By Michelle Kaku
The number of Ohio inmates earning their GED has risen the past three years, according to a new report.
But officials fear that progress could be halted by some of the new updates coming to the exam.
Data from the Correctional Institution Inspections Committee—the watchdog of Ohio’s prisons—shows more than 2,100 inmates earned a GED in 2013. That’s a 27 percent increase from 2010 when the achievement rate dropped, the Columbus Dispatch reports.
CIIC executive director Joanna Saul says inmates who complete a CED have better outcomes when they leave prison.
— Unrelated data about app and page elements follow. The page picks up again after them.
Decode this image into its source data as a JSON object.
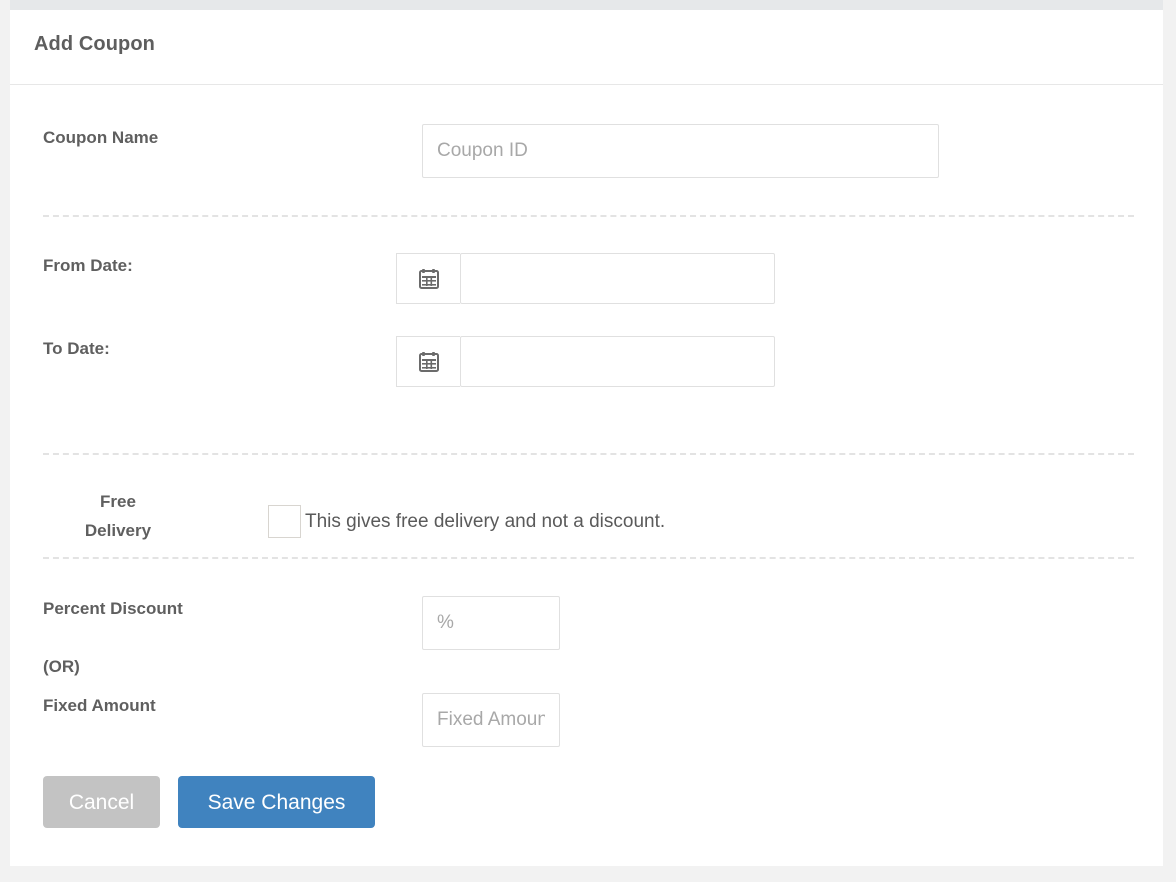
{
  "window": {
    "title": "Add Coupon"
  },
  "form": {
    "coupon_name": {
      "label": "Coupon Name",
      "placeholder": "Coupon ID",
      "value": ""
    },
    "from_date": {
      "label": "From Date:",
      "icon": "calendar-icon",
      "placeholder": "",
      "value": ""
    },
    "to_date": {
      "label": "To Date:",
      "icon": "calendar-icon",
      "placeholder": "",
      "value": ""
    },
    "free_delivery": {
      "label_line1": "Free",
      "label_line2": "Delivery",
      "checkbox_text": "This gives free delivery and not a discount.",
      "checked": false
    },
    "percent_discount": {
      "label": "Percent Discount",
      "placeholder": "%",
      "value": ""
    },
    "or_separator": "(OR)",
    "fixed_amount": {
      "label": "Fixed Amount",
      "placeholder": "Fixed Amount",
      "value": ""
    }
  },
  "actions": {
    "cancel_label": "Cancel",
    "save_label": "Save Changes"
  },
  "colors": {
    "page_background": "#f2f2f2",
    "panel_background": "#ffffff",
    "top_strip": "#e6e8ea",
    "label_text": "#5f5f5f",
    "placeholder_text": "#a8a8a8",
    "input_border": "#e0e0e0",
    "divider": "#e3e3e3",
    "cancel_button": "#c3c3c3",
    "primary_button": "#4083bf"
  }
}
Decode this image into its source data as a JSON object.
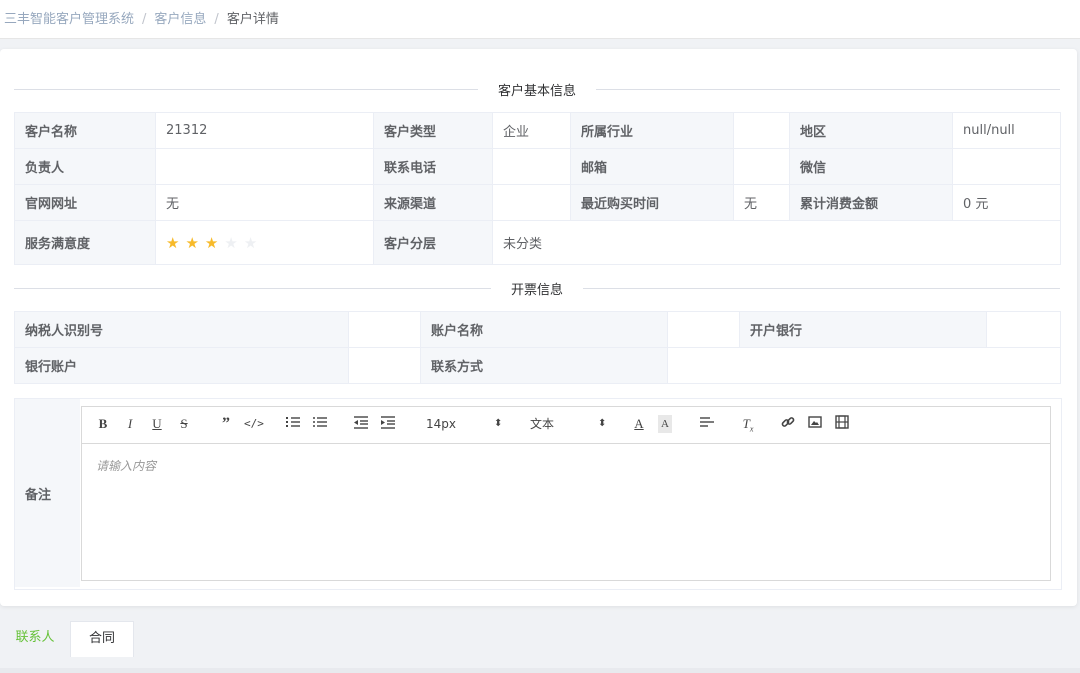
{
  "breadcrumb": {
    "items": [
      "三丰智能客户管理系统",
      "客户信息"
    ],
    "current": "客户详情"
  },
  "basic_info": {
    "title": "客户基本信息",
    "rows": [
      [
        {
          "label": "客户名称",
          "value": "21312"
        },
        {
          "label": "客户类型",
          "value": "企业"
        },
        {
          "label": "所属行业",
          "value": ""
        },
        {
          "label": "地区",
          "value": "null/null"
        }
      ],
      [
        {
          "label": "负责人",
          "value": ""
        },
        {
          "label": "联系电话",
          "value": ""
        },
        {
          "label": "邮箱",
          "value": ""
        },
        {
          "label": "微信",
          "value": ""
        }
      ],
      [
        {
          "label": "官网网址",
          "value": "无"
        },
        {
          "label": "来源渠道",
          "value": ""
        },
        {
          "label": "最近购买时间",
          "value": "无"
        },
        {
          "label": "累计消费金额",
          "value": "0 元"
        }
      ]
    ],
    "satisfaction_label": "服务满意度",
    "satisfaction_rating": 3,
    "satisfaction_max": 5,
    "tier_label": "客户分层",
    "tier_value": "未分类"
  },
  "invoice": {
    "title": "开票信息",
    "taxpayer_label": "纳税人识别号",
    "taxpayer_value": "",
    "account_name_label": "账户名称",
    "account_name_value": "",
    "bank_label": "开户银行",
    "bank_value": "",
    "bank_account_label": "银行账户",
    "bank_account_value": "",
    "contact_label": "联系方式",
    "contact_value": ""
  },
  "remark": {
    "label": "备注",
    "placeholder": "请输入内容",
    "font_size": "14px",
    "text_type": "文本",
    "toolbar_icons": [
      "bold-icon",
      "italic-icon",
      "underline-icon",
      "strike-icon",
      "quote-icon",
      "code-icon",
      "ordered-list-icon",
      "bullet-list-icon",
      "outdent-icon",
      "indent-icon",
      "font-color-icon",
      "background-color-icon",
      "align-icon",
      "clear-format-icon",
      "link-icon",
      "image-icon",
      "video-icon"
    ]
  },
  "tabs": [
    {
      "label": "联系人",
      "active": true
    },
    {
      "label": "合同",
      "active": false
    }
  ],
  "colors": {
    "accent": "#67c23a",
    "star": "#f7ba2a",
    "label_bg": "#f5f7fa"
  }
}
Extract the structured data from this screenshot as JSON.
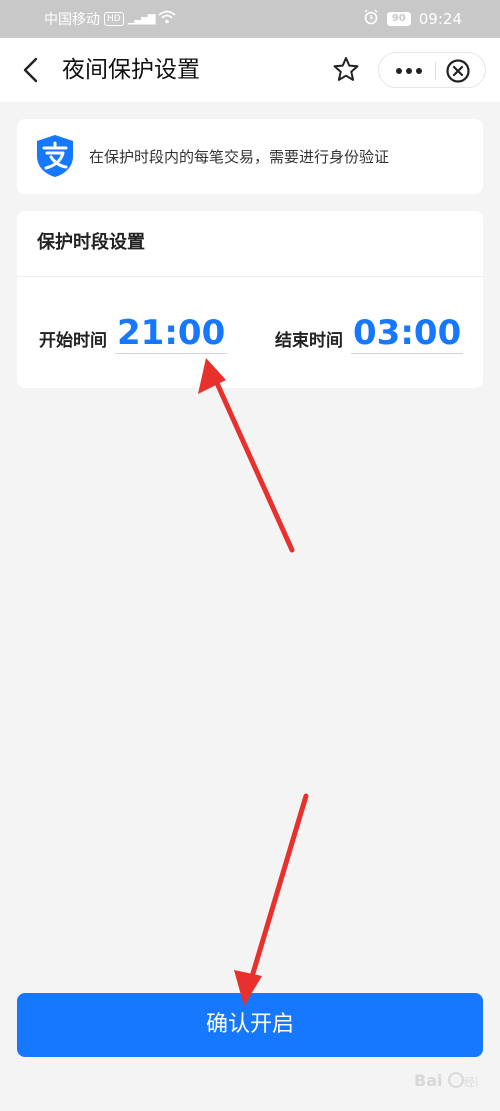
{
  "status_bar": {
    "carrier": "中国移动",
    "hd": "HD",
    "signal_tag": "⁴ᴳ",
    "battery": "90",
    "time": "09:24"
  },
  "nav": {
    "title": "夜间保护设置",
    "icons": [
      "chevron-left-icon",
      "star-icon",
      "more-dots-icon",
      "close-circle-icon"
    ]
  },
  "info": {
    "text": "在保护时段内的每笔交易，需要进行身份验证",
    "icon": "alipay-shield-icon"
  },
  "protection": {
    "title": "保护时段设置",
    "start_label": "开始时间",
    "start_value": "21:00",
    "end_label": "结束时间",
    "end_value": "03:00"
  },
  "confirm_label": "确认开启",
  "colors": {
    "accent": "#1677ff",
    "annotation_arrow": "#e8302c",
    "page_bg": "#f4f4f4"
  }
}
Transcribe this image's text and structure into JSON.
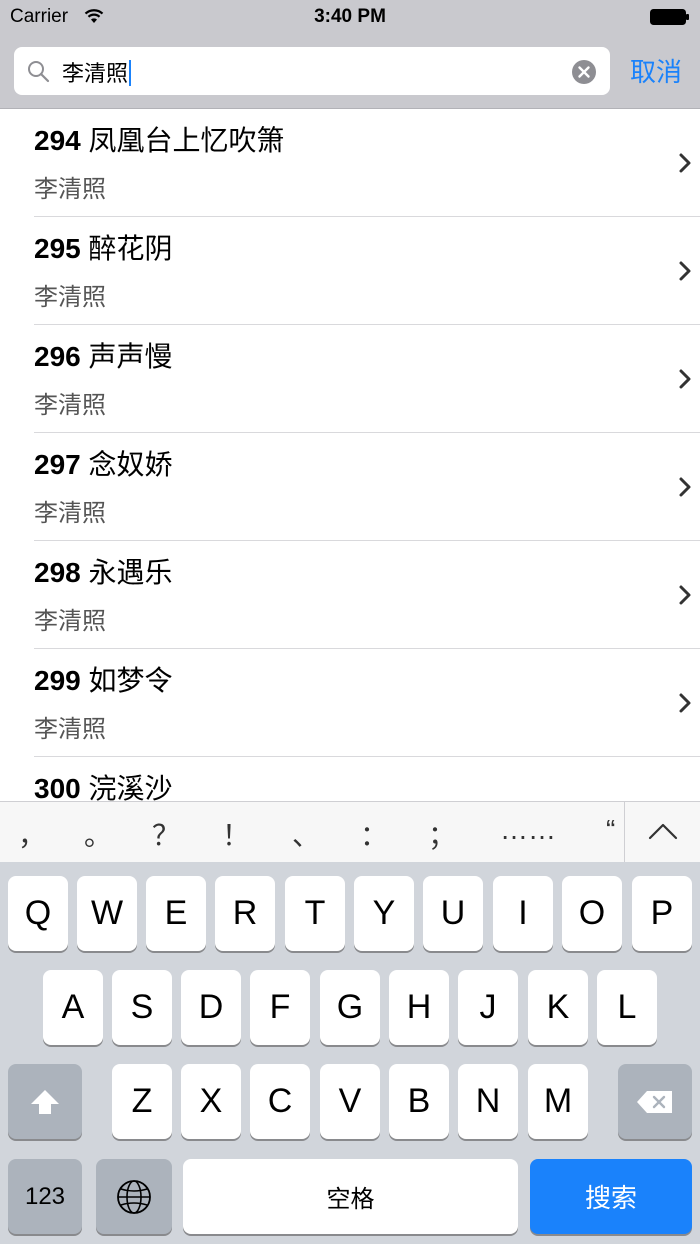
{
  "status_bar": {
    "carrier": "Carrier",
    "time": "3:40 PM"
  },
  "search": {
    "query": "李清照",
    "cancel_label": "取消"
  },
  "results": [
    {
      "number": "294",
      "title": "凤凰台上忆吹箫",
      "author": "李清照"
    },
    {
      "number": "295",
      "title": "醉花阴",
      "author": "李清照"
    },
    {
      "number": "296",
      "title": "声声慢",
      "author": "李清照"
    },
    {
      "number": "297",
      "title": "念奴娇",
      "author": "李清照"
    },
    {
      "number": "298",
      "title": "永遇乐",
      "author": "李清照"
    },
    {
      "number": "299",
      "title": "如梦令",
      "author": "李清照"
    },
    {
      "number": "300",
      "title": "浣溪沙",
      "author": ""
    }
  ],
  "candidates": [
    "，",
    "。",
    "？",
    "！",
    "、",
    "：",
    "；",
    "……",
    "“"
  ],
  "keyboard": {
    "row1": [
      "Q",
      "W",
      "E",
      "R",
      "T",
      "Y",
      "U",
      "I",
      "O",
      "P"
    ],
    "row2": [
      "A",
      "S",
      "D",
      "F",
      "G",
      "H",
      "J",
      "K",
      "L"
    ],
    "row3": [
      "Z",
      "X",
      "C",
      "V",
      "B",
      "N",
      "M"
    ],
    "numbers_label": "123",
    "space_label": "空格",
    "search_label": "搜索"
  },
  "colors": {
    "accent": "#1a82fb",
    "bar_gray": "#c9c9ce",
    "keyboard_bg": "#d1d5db"
  },
  "icons": {
    "search": "search-icon",
    "clear": "clear-icon",
    "chevron": "chevron-right-icon",
    "shift": "shift-icon",
    "delete": "delete-icon",
    "globe": "globe-icon"
  }
}
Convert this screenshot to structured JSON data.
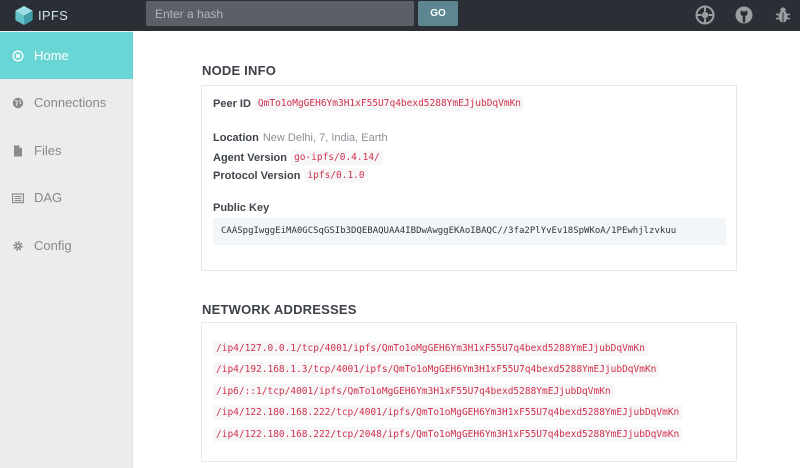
{
  "app": {
    "name": "IPFS"
  },
  "search": {
    "placeholder": "Enter a hash",
    "go_label": "GO"
  },
  "topbar_icons": [
    "settings-wheel-icon",
    "github-icon",
    "bug-icon"
  ],
  "sidebar": {
    "items": [
      {
        "label": "Home",
        "icon": "home-target-icon",
        "active": true
      },
      {
        "label": "Connections",
        "icon": "globe-icon",
        "active": false
      },
      {
        "label": "Files",
        "icon": "file-icon",
        "active": false
      },
      {
        "label": "DAG",
        "icon": "dag-list-icon",
        "active": false
      },
      {
        "label": "Config",
        "icon": "gear-icon",
        "active": false
      }
    ]
  },
  "node_info": {
    "title": "NODE INFO",
    "peer_id_label": "Peer ID",
    "peer_id": "QmTo1oMgGEH6Ym3H1xF55U7q4bexd5288YmEJjubDqVmKn",
    "location_label": "Location",
    "location": "New Delhi, 7, India, Earth",
    "agent_label": "Agent Version",
    "agent": "go-ipfs/0.4.14/",
    "protocol_label": "Protocol Version",
    "protocol": "ipfs/0.1.0",
    "public_key_label": "Public Key",
    "public_key": "CAASpgIwggEiMA0GCSqGSIb3DQEBAQUAA4IBDwAwggEKAoIBAQC//3fa2PlYvEv18SpWKoA/1PEwhjlzvkuu"
  },
  "network": {
    "title": "NETWORK ADDRESSES",
    "addresses": [
      "/ip4/127.0.0.1/tcp/4001/ipfs/QmTo1oMgGEH6Ym3H1xF55U7q4bexd5288YmEJjubDqVmKn",
      "/ip4/192.168.1.3/tcp/4001/ipfs/QmTo1oMgGEH6Ym3H1xF55U7q4bexd5288YmEJjubDqVmKn",
      "/ip6/::1/tcp/4001/ipfs/QmTo1oMgGEH6Ym3H1xF55U7q4bexd5288YmEJjubDqVmKn",
      "/ip4/122.180.168.222/tcp/4001/ipfs/QmTo1oMgGEH6Ym3H1xF55U7q4bexd5288YmEJjubDqVmKn",
      "/ip4/122.180.168.222/tcp/2048/ipfs/QmTo1oMgGEH6Ym3H1xF55U7q4bexd5288YmEJjubDqVmKn"
    ]
  },
  "colors": {
    "topbar": "#2b2e34",
    "accent": "#6ad5d5",
    "code_text": "#d0314f"
  }
}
“Here’s something that clearly has an impact on recidivism,” she says. “It makes a big psychological impact that might encourage them to finish other goals in the future.”
Research from the Rand Corporation backs that up. Inmates who participate in high school or GED education programs have 30 percent lower odds of returning to prison and a 13 percent higher chance of finding a job once they get out compared to their peers.
But as the GED test transitions from paper to a computer based format, Saul fears the changes might slow the state’s progress.
“Many inmates lack computer skills,” Saul says.
She adds that other changes coming—the more rigorous content and higher price—could also inhibit inmates from earning the certificate.